■ **What needs to be done**
No record may be omitted; give all of them again exactly.

Component data from apps and pages
==================================================

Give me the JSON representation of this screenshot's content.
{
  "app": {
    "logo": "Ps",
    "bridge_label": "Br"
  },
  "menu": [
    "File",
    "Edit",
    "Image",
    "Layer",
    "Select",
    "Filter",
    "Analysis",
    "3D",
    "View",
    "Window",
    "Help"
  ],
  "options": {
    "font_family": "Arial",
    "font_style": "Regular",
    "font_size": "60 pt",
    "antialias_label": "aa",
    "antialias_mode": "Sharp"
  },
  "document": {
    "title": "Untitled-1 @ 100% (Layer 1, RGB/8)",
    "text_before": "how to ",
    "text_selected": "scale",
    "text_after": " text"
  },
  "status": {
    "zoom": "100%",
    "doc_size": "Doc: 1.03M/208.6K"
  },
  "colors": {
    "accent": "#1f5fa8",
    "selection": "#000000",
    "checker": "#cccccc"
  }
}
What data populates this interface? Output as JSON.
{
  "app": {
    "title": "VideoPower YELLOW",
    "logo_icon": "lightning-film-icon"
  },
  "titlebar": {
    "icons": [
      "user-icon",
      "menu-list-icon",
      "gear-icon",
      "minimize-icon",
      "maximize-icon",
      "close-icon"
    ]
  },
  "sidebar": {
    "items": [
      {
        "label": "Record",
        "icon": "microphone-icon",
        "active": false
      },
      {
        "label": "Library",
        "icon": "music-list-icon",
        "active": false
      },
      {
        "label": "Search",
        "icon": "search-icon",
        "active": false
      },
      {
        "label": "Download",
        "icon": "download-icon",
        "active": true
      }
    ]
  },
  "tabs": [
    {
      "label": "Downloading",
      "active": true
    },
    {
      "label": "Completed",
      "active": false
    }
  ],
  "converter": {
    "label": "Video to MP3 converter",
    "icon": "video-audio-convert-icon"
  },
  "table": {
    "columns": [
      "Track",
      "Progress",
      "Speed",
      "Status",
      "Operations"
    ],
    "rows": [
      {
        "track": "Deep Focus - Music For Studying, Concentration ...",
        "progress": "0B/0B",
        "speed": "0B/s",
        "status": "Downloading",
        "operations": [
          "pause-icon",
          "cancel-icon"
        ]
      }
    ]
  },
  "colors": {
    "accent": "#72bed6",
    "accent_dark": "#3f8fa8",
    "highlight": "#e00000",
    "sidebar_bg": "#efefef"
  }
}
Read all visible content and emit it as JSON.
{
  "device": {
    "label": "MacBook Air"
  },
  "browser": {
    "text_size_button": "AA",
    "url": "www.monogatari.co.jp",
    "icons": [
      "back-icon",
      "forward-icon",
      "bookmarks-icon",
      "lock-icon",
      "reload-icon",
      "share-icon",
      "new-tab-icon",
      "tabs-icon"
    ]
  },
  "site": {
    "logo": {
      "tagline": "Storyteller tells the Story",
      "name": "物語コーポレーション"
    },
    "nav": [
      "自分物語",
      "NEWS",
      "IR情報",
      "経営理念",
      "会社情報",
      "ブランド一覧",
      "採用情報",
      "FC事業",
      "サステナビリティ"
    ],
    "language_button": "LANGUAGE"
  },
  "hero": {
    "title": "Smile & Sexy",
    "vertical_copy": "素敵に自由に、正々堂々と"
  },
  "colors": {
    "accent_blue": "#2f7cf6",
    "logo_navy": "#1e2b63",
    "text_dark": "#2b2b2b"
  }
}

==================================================

■ **Exercise solution**
Give me the JSON representation of this screenshot's content.
{
  "app": {
    "logo": "Ps",
    "bridge_label": "Br"
  },
  "menu": [
    "File",
    "Edit",
    "Image",
    "Layer",
    "Select",
    "Filter",
    "Analysis",
    "3D",
    "View",
    "Window",
    "Help"
  ],
  "options": {
    "font_family": "Arial",
    "font_style": "Regular",
    "font_size": "60 pt",
    "antialias_label": "aa",
    "antialias_mode": "Sharp"
  },
  "document": {
    "title": "Untitled-1 @ 100% (Layer 1, RGB/8)",
    "text_before": "how to ",
    "text_selected": "scale",
    "text_after": " text"
  },
  "status": {
    "zoom": "100%",
    "doc_size": "Doc: 1.03M/208.6K"
  },
  "colors": {
    "accent": "#1f5fa8",
    "selection": "#000000",
    "checker": "#cccccc"
  }
}
What data populates this interface? Output as JSON.
{
  "app": {
    "title": "VideoPower YELLOW",
    "logo_icon": "lightning-film-icon"
  },
  "titlebar": {
    "icons": [
      "user-icon",
      "menu-list-icon",
      "gear-icon",
      "minimize-icon",
      "maximize-icon",
      "close-icon"
    ]
  },
  "sidebar": {
    "items": [
      {
        "label": "Record",
        "icon": "microphone-icon",
        "active": false
      },
      {
        "label": "Library",
        "icon": "music-list-icon",
        "active": false
      },
      {
        "label": "Search",
        "icon": "search-icon",
        "active": false
      },
      {
        "label": "Download",
        "icon": "download-icon",
        "active": true
      }
    ]
  },
  "tabs": [
    {
      "label": "Downloading",
      "active": true
    },
    {
      "label": "Completed",
      "active": false
    }
  ],
  "converter": {
    "label": "Video to MP3 converter",
    "icon": "video-audio-convert-icon"
  },
  "table": {
    "columns": [
      "Track",
      "Progress",
      "Speed",
      "Status",
      "Operations"
    ],
    "rows": [
      {
        "track": "Deep Focus - Music For Studying, Concentration ...",
        "progress": "0B/0B",
        "speed": "0B/s",
        "status": "Downloading",
        "operations": [
          "pause-icon",
          "cancel-icon"
        ]
      }
    ]
  },
  "colors": {
    "accent": "#72bed6",
    "accent_dark": "#3f8fa8",
    "highlight": "#e00000",
    "sidebar_bg": "#efefef"
  }
}
Read all visible content and emit it as JSON.
{
  "device": {
    "label": "MacBook Air"
  },
  "browser": {
    "text_size_button": "AA",
    "url": "www.monogatari.co.jp",
    "icons": [
      "back-icon",
      "forward-icon",
      "bookmarks-icon",
      "lock-icon",
      "reload-icon",
      "share-icon",
      "new-tab-icon",
      "tabs-icon"
    ]
  },
  "site": {
    "logo": {
      "tagline": "Storyteller tells the Story",
      "name": "物語コーポレーション"
    },
    "nav": [
      "自分物語",
      "NEWS",
      "IR情報",
      "経営理念",
      "会社情報",
      "ブランド一覧",
      "採用情報",
      "FC事業",
      "サステナビリティ"
    ],
    "language_button": "LANGUAGE"
  },
  "hero": {
    "title": "Smile & Sexy",
    "vertical_copy": "素敵に自由に、正々堂々と"
  },
  "colors": {
    "accent_blue": "#2f7cf6",
    "logo_navy": "#1e2b63",
    "text_dark": "#2b2b2b"
  }
}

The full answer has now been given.